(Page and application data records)

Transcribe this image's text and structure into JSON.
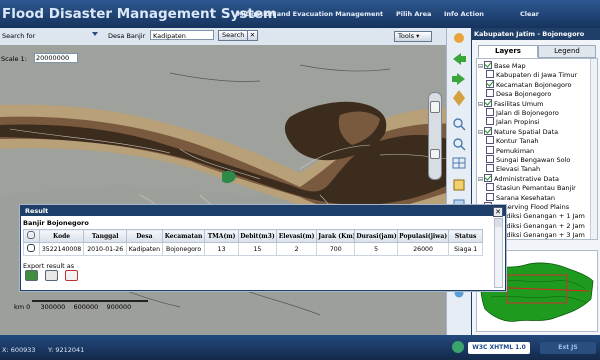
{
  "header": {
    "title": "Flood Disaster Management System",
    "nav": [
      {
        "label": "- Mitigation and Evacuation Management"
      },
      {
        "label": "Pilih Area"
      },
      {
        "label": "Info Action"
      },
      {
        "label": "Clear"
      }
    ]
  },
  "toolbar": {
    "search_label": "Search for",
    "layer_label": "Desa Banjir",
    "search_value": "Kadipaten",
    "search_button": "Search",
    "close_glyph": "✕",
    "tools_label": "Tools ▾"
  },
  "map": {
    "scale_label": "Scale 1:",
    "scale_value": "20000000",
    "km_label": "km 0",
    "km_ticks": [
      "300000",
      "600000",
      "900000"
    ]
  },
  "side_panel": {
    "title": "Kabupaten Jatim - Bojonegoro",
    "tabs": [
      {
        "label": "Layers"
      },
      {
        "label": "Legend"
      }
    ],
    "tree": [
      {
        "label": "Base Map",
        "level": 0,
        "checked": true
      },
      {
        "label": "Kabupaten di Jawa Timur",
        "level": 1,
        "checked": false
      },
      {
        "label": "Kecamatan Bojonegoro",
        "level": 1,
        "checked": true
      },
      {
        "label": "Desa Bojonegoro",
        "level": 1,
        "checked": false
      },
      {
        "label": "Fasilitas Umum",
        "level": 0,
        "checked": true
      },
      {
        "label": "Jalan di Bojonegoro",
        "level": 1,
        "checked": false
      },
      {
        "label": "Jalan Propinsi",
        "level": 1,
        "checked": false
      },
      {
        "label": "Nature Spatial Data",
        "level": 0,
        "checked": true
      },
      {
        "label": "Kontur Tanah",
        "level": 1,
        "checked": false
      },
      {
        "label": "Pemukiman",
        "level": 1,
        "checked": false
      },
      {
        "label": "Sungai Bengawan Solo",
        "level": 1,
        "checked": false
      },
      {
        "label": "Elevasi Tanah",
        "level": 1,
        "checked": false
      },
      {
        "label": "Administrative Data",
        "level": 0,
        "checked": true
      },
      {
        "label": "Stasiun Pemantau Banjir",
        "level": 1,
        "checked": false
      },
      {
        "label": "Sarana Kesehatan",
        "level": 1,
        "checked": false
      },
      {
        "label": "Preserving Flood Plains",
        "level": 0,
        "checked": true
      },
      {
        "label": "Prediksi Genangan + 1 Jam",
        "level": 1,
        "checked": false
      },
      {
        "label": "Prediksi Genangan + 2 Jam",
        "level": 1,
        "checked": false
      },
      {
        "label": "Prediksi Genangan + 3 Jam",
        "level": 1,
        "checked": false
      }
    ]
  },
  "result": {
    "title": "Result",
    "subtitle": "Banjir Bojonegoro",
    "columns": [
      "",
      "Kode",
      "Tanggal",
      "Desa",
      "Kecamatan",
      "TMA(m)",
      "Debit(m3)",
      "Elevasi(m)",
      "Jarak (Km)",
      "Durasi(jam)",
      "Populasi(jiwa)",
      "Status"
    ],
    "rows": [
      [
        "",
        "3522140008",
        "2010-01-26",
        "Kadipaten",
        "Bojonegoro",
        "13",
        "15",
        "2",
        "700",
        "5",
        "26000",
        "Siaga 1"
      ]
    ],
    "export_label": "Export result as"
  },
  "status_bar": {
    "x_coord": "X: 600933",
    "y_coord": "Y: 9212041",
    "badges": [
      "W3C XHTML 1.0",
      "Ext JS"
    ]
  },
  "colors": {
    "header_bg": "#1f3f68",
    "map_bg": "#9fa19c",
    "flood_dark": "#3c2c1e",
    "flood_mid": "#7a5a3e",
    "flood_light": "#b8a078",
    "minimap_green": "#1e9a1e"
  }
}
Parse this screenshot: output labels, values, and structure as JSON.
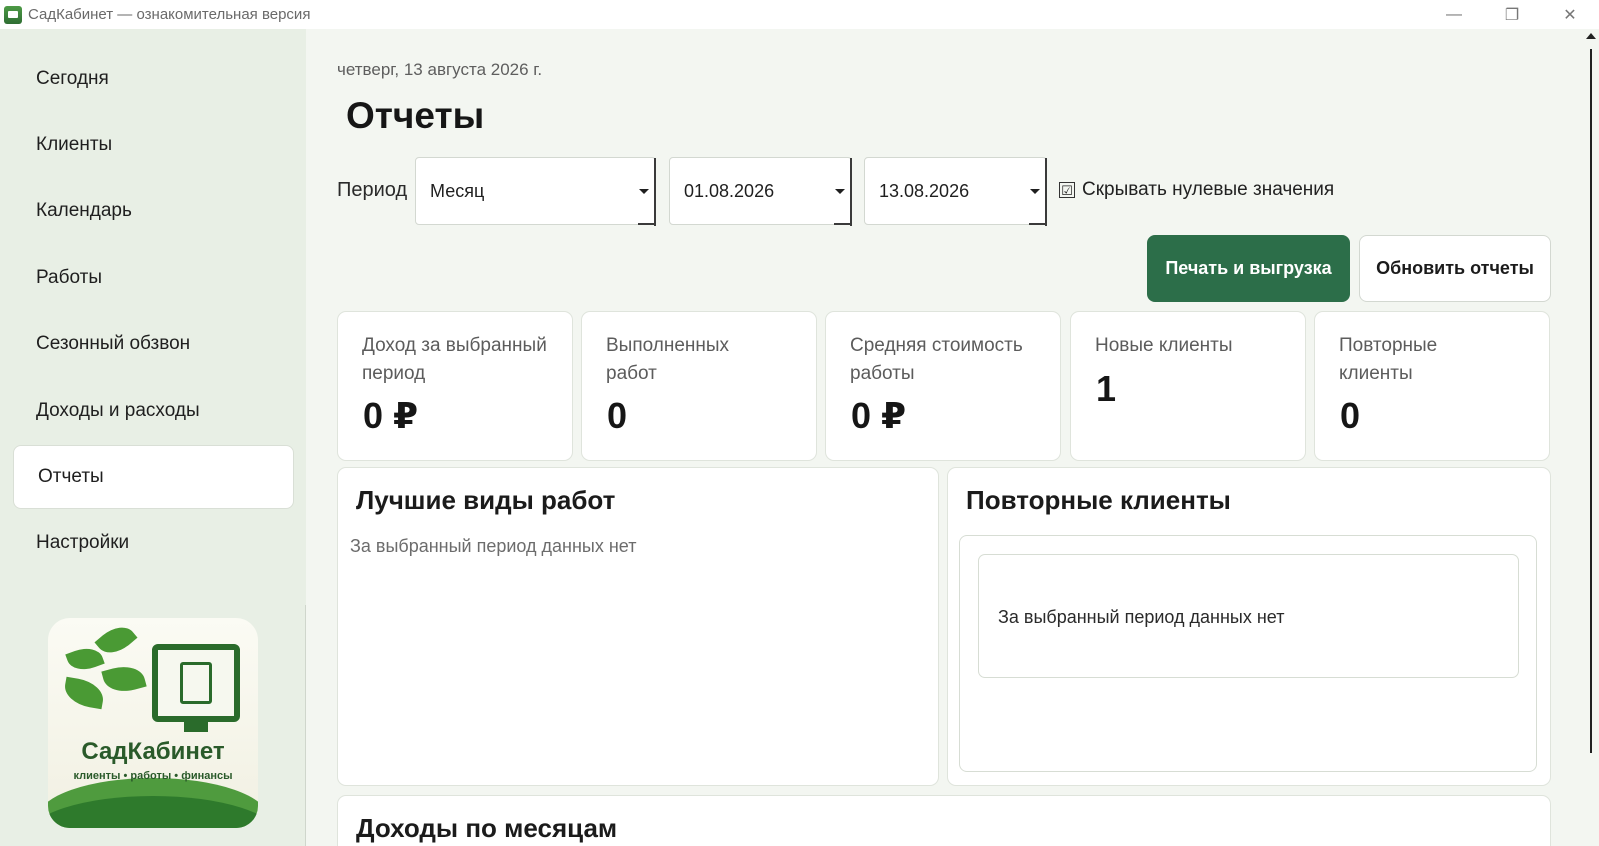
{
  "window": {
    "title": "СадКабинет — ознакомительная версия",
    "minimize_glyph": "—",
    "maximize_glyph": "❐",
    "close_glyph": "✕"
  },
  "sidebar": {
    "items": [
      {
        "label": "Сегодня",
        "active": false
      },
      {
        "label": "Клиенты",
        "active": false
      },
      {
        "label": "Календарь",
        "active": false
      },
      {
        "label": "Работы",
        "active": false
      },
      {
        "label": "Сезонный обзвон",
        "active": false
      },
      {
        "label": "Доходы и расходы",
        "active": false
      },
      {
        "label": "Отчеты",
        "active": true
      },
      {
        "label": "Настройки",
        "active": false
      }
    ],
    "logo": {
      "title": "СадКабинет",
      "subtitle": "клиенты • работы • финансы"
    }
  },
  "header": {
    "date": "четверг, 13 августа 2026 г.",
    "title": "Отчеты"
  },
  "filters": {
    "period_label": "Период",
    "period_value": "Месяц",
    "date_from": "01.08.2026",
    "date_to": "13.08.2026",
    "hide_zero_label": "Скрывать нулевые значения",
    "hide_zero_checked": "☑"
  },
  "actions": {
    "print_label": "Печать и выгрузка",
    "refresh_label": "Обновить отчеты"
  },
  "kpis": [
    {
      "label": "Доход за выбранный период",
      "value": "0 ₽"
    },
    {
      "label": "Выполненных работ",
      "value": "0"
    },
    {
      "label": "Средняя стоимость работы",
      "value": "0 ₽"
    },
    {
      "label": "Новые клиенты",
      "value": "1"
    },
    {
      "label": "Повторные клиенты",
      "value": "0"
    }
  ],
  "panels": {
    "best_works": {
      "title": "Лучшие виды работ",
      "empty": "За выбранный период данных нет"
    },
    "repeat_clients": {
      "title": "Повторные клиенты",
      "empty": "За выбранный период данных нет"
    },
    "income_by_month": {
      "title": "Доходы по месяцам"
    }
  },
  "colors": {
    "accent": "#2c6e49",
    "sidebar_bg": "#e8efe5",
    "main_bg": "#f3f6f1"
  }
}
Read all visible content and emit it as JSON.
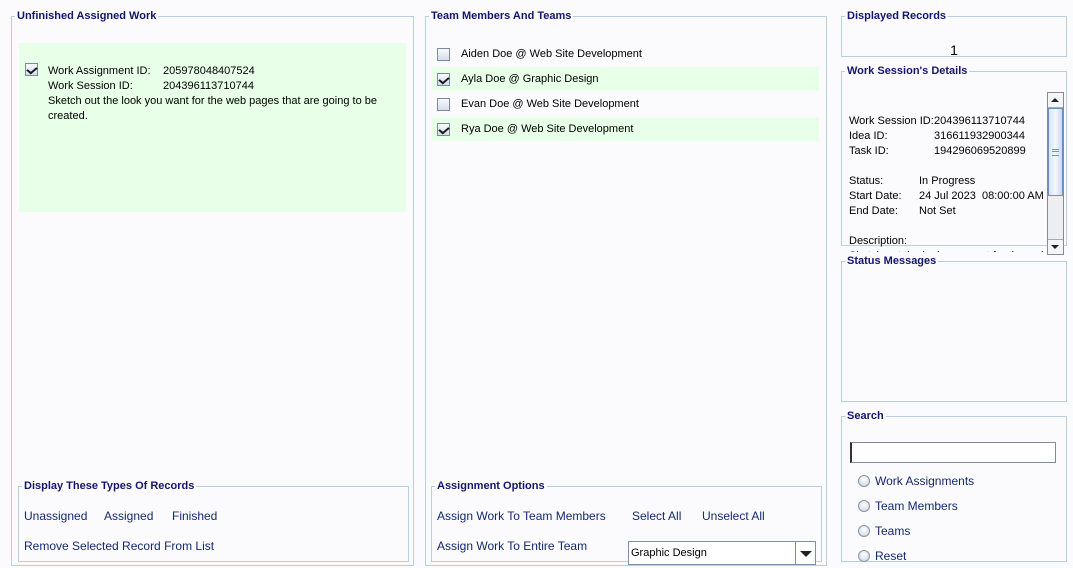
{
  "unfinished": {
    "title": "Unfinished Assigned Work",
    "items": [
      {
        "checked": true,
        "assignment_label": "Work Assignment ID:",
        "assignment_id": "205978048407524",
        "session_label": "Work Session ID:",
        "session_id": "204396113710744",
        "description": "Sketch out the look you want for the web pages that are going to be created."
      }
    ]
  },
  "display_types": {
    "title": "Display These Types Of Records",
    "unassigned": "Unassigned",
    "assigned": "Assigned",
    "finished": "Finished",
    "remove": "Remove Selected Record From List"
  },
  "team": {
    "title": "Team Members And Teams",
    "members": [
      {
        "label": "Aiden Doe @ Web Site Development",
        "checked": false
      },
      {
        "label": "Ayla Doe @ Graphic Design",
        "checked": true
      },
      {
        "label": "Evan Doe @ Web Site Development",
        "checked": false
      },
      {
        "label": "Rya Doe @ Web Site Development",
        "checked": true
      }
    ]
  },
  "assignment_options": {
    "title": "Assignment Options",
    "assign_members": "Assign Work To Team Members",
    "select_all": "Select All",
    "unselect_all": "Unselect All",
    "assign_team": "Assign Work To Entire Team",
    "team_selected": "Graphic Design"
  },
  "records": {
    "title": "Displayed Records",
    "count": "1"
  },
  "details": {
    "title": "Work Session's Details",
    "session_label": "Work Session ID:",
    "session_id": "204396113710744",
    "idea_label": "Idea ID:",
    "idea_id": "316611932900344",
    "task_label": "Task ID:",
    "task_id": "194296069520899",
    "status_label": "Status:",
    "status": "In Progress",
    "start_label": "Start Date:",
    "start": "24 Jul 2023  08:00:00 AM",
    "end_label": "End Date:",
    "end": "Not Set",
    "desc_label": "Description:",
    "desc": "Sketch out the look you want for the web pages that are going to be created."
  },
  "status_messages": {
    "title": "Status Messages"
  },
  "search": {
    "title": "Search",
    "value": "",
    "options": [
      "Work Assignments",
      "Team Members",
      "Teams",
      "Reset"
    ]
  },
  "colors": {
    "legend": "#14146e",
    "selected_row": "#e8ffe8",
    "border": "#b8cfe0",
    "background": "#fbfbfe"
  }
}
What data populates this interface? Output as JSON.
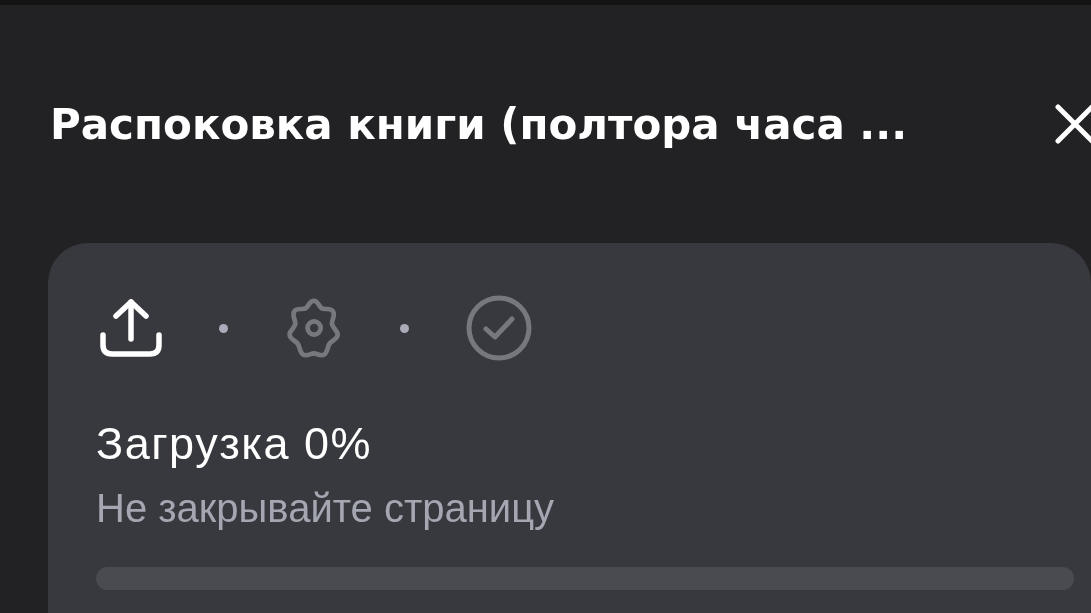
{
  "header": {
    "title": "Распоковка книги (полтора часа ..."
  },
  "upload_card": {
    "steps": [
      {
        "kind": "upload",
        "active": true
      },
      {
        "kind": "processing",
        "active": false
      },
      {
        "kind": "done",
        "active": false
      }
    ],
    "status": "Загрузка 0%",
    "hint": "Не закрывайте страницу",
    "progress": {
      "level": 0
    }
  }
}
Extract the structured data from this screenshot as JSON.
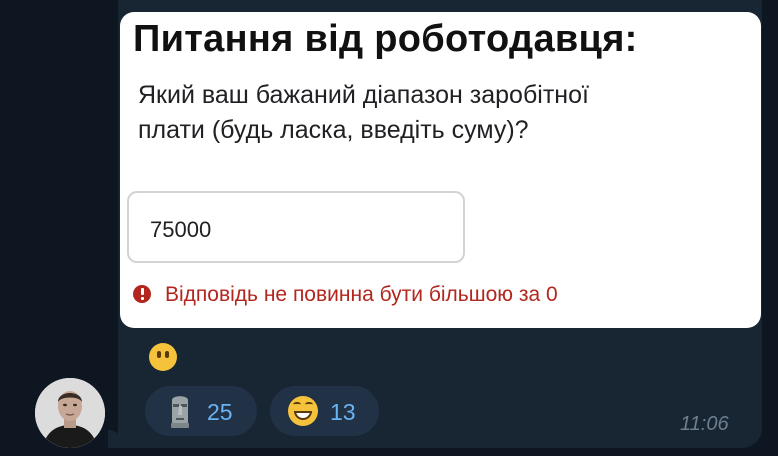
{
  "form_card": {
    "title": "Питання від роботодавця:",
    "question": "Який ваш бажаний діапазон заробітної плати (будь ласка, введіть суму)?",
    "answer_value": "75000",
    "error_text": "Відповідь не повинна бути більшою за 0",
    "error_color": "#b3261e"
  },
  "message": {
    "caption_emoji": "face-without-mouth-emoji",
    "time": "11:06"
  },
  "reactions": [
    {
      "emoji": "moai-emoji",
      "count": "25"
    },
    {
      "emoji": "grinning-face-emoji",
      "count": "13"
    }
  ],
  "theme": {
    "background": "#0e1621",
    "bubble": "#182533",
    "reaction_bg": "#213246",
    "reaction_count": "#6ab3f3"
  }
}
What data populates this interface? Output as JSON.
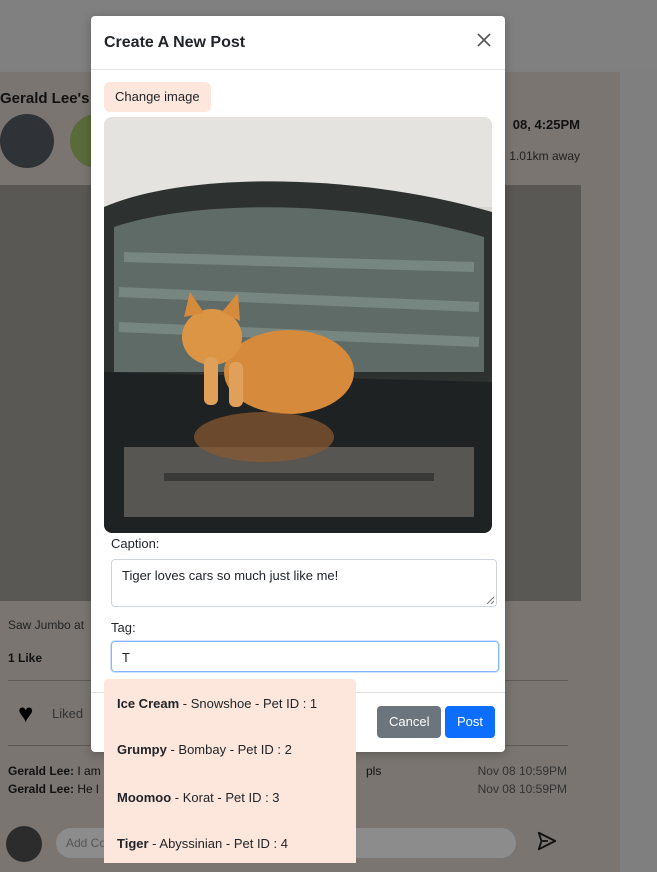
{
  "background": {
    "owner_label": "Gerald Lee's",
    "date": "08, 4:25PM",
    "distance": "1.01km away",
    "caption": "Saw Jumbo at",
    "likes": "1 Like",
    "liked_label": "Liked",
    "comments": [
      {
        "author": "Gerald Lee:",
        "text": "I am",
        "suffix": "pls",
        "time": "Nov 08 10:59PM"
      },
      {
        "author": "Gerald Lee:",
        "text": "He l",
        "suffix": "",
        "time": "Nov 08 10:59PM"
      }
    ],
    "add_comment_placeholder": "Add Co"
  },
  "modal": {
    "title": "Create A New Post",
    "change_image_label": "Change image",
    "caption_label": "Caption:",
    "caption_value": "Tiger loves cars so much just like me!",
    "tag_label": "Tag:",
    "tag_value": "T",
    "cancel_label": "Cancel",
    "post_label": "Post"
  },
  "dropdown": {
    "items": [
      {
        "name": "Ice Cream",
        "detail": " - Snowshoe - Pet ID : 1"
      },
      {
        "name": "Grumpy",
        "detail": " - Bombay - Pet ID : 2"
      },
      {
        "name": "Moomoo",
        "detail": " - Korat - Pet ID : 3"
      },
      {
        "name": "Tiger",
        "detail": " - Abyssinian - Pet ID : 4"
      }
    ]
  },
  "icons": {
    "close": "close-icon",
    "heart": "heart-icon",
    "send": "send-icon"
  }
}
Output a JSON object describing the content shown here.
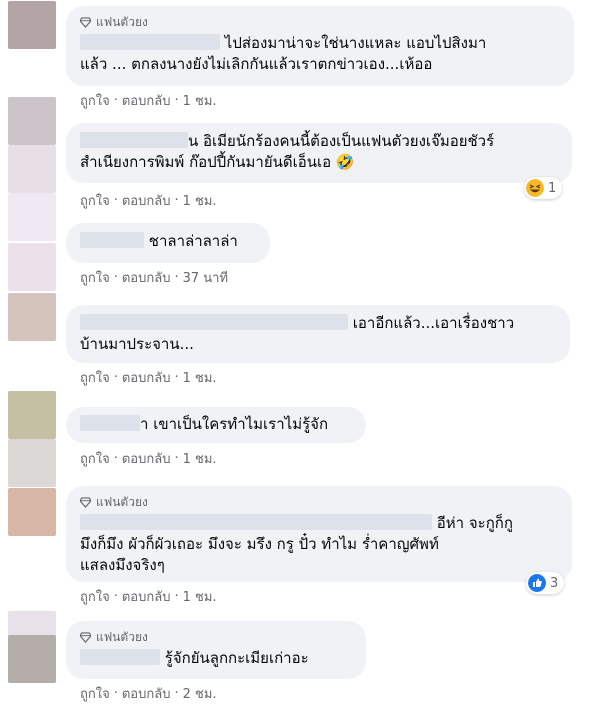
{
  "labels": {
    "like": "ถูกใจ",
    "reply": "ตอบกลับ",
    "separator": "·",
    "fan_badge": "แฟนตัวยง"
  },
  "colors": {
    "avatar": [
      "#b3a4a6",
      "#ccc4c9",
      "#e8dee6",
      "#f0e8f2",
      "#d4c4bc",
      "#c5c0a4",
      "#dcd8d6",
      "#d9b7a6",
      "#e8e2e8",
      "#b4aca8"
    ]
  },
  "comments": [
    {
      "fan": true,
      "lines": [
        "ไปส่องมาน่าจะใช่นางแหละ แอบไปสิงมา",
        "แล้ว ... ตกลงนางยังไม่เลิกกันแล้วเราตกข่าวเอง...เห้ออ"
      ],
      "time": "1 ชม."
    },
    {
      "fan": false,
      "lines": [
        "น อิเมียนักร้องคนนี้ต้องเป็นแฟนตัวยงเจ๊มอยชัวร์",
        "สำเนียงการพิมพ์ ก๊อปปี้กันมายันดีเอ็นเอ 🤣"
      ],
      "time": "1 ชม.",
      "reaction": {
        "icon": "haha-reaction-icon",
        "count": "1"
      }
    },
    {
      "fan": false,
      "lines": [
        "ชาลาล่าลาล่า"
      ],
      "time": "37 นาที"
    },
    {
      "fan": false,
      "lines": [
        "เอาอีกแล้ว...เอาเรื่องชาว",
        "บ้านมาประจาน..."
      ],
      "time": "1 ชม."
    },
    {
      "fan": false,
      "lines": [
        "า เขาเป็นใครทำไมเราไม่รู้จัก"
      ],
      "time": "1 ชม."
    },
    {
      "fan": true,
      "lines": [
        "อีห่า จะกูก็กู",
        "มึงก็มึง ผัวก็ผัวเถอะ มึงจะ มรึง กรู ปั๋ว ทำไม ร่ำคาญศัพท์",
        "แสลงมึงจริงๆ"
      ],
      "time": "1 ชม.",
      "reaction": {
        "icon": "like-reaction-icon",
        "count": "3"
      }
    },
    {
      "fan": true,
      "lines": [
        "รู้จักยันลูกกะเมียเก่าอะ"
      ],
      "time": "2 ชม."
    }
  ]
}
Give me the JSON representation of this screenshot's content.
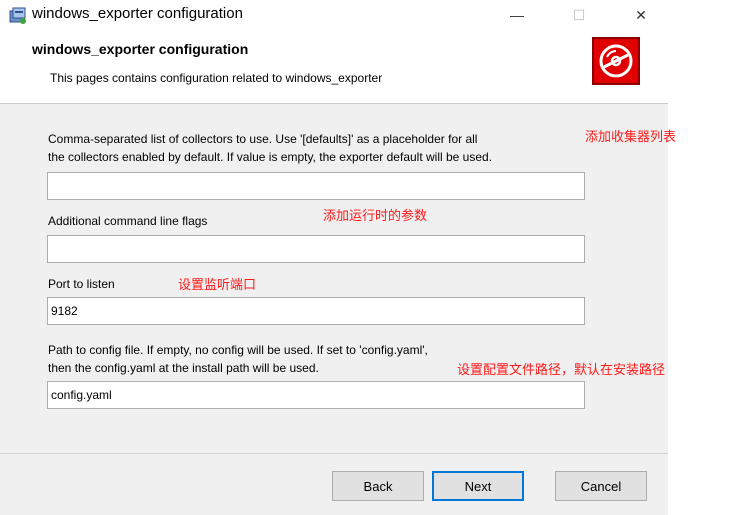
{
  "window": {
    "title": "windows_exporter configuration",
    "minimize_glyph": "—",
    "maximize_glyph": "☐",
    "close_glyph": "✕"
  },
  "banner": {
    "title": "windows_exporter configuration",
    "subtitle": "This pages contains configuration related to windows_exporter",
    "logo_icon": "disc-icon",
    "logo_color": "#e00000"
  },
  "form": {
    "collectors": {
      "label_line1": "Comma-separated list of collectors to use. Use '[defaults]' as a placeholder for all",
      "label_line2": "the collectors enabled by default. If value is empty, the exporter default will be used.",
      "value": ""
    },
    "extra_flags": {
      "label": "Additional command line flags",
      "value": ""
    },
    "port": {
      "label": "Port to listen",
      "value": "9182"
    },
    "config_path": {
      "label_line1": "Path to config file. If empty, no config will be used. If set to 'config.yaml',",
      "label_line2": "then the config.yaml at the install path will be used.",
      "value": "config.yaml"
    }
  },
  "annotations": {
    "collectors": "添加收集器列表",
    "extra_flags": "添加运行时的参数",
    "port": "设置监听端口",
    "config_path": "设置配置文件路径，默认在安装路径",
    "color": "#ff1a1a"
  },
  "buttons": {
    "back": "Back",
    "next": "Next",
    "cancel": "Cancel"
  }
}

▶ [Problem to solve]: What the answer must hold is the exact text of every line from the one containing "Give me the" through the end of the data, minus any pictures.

▶ [Task answer]:
Give me the JSON representation of this screenshot's content.
{
  "window": {
    "title": "windows_exporter configuration",
    "minimize_glyph": "—",
    "maximize_glyph": "☐",
    "close_glyph": "✕"
  },
  "banner": {
    "title": "windows_exporter configuration",
    "subtitle": "This pages contains configuration related to windows_exporter",
    "logo_icon": "disc-icon",
    "logo_color": "#e00000"
  },
  "form": {
    "collectors": {
      "label_line1": "Comma-separated list of collectors to use. Use '[defaults]' as a placeholder for all",
      "label_line2": "the collectors enabled by default. If value is empty, the exporter default will be used.",
      "value": ""
    },
    "extra_flags": {
      "label": "Additional command line flags",
      "value": ""
    },
    "port": {
      "label": "Port to listen",
      "value": "9182"
    },
    "config_path": {
      "label_line1": "Path to config file. If empty, no config will be used. If set to 'config.yaml',",
      "label_line2": "then the config.yaml at the install path will be used.",
      "value": "config.yaml"
    }
  },
  "annotations": {
    "collectors": "添加收集器列表",
    "extra_flags": "添加运行时的参数",
    "port": "设置监听端口",
    "config_path": "设置配置文件路径，默认在安装路径",
    "color": "#ff1a1a"
  },
  "buttons": {
    "back": "Back",
    "next": "Next",
    "cancel": "Cancel"
  }
}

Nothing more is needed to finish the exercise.